Research & Publications
I am the Director of Breast Cancer Translational Research (https://medicine.yale.edu/lab/pusztai/people/) at Yale Cancer Center and Co-Director of the Yale Cancer Center’s Cancer Genetics, Genomics and Epigenetics Program. I am responsible for organizing, building, and leading a program of extramurally funded multidisciplinary clinical and laboratory research on breast cancer. We have developed a portfolio of innovative clinical trials and initiated several translational research projects involving laboratory and clinical scientists. My laboratory includes a “wet” lab, where we focus on developing new therapeutic strategies and drugs for triple-negative breast cancer, and a bioinformatics team that analyzes and develops new methodologies for interpreting gene expression and next-generation sequencing data. In the clinic, our goal is to “divide and conquer” by identifying molecularly defined subtypes of breast cancer and designing distinct strategies for curing each subtype. In the laboratory, our goal is to explore new paradigms in cancer biology. We investigate the functional impact of clonal heterogeneity within the same cancer, and how interactions between germline polymorphisms in regulatory kinases and somatic mutations collectively determine the malignant phenotype. We also study how the tumor immune microenvironment influences the course of the disease and if it could be exploited for treatment, we initiated and lead several ongoing immunotherapy trials in breast cancer.

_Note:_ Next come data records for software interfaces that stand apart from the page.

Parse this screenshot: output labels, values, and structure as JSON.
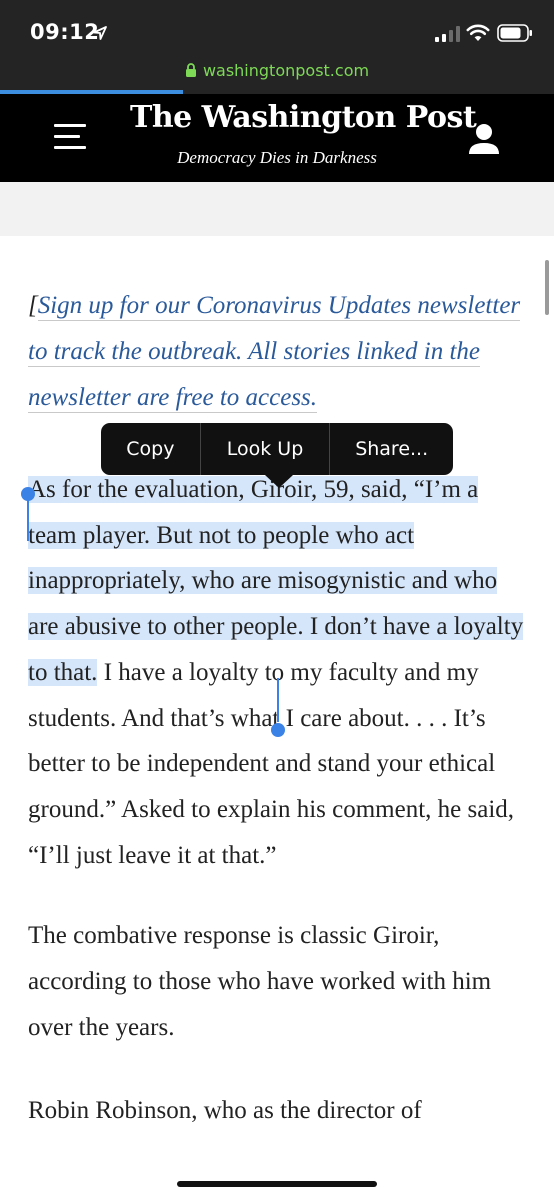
{
  "status_bar": {
    "time": "09:12",
    "icons": [
      "location-arrow-icon",
      "cellular-signal-icon",
      "wifi-icon",
      "battery-icon"
    ]
  },
  "browser": {
    "url": "washingtonpost.com",
    "load_progress": 0.33,
    "colors": {
      "url_text": "#7ed957",
      "progress": "#3b8ee0"
    }
  },
  "masthead": {
    "logo": "The Washington Post",
    "tagline": "Democracy Dies in Darkness",
    "icons": [
      "menu-icon",
      "account-icon"
    ]
  },
  "article": {
    "promo": {
      "open_bracket": "[",
      "link_text": "Sign up for our Coronavirus Updates newsletter to track the outbreak. All stories linked in the newsletter are free to access."
    },
    "para1": {
      "selected": "As for the evaluation, Giroir, 59, said, “I’m a team player. But not to people who act inappropriately, who are misogynistic and who are abusive to other people. I don’t have a loyalty to that.",
      "rest": " I have a loyalty to my faculty and my students. And that’s what I care about. . . . It’s better to be independent and stand your ethical ground.” Asked to explain his comment, he said, “I’ll just leave it at that.”"
    },
    "para2": "The combative response is classic Giroir, according to those who have worked with him over the years.",
    "para3": "Robin Robinson, who as the director of",
    "colors": {
      "link": "#2b5a9a",
      "selection": "#d6e6fa",
      "handle": "#3b82e6"
    }
  },
  "context_menu": {
    "items": [
      "Copy",
      "Look Up",
      "Share..."
    ]
  }
}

Extensive Research Description
- My research group has made important contributions to establish that estrogen receptor-positive and-negative breast cancers are fundamentally different molecular and clinical entities with distinct epidemiological risk factors. We have shown that different biological processes are involved in determining the prognosis and treatment response in different types of breast cancers. We were the first to show that basal-like breast cancers have significantly higher chemotherapy sensitivity than ER positive cancers. We demonstrated the statistical pitfalls of conducting clinical trials that include both ER-positive and ER-negative breast cancer that contributed to the numerous contradictory results generated by older randomized adjuvant chemotherapy trial.
- We also played a leading role in evaluating gene expression profiling as a diagnostic technology and particularly as a potential predictive test for chemotherapy and endocrine therapy sensitivity. During this process we developed new bioinformatics algorithms to identify informative genes and novel web tools to interpret the biological consequences of the multiple genomic abnormalities detected in cancer. We conducted the first clinical trial in cancer to test several gene signatures as patient selection tools for a biologically targeted drug, dasatinib.
- My group has also made important contributions to clarifying the clinical value of preoperative chemotherapy for breast cancer and we created and important decision making tools that clinicians can use in the clinic to decide who are the most appropriate patients for neoadjuvant chemotherapy. We created a free website for physicians to calculate the probability of achieving pathologic complete response based on routine pathologic variables of the cancer (www.mdanderson.org/pcr) and introduced a new method to quantify residual cancer burden after therapy which is more accurate and versatile than any previous pathological measurement methods and is now adopted by several large clinical studies as endpoint metric.
Breast; Breast Neoplasms; Genetics; Medical Oncology; Genomics; Translational Medical Research
Public Health Interests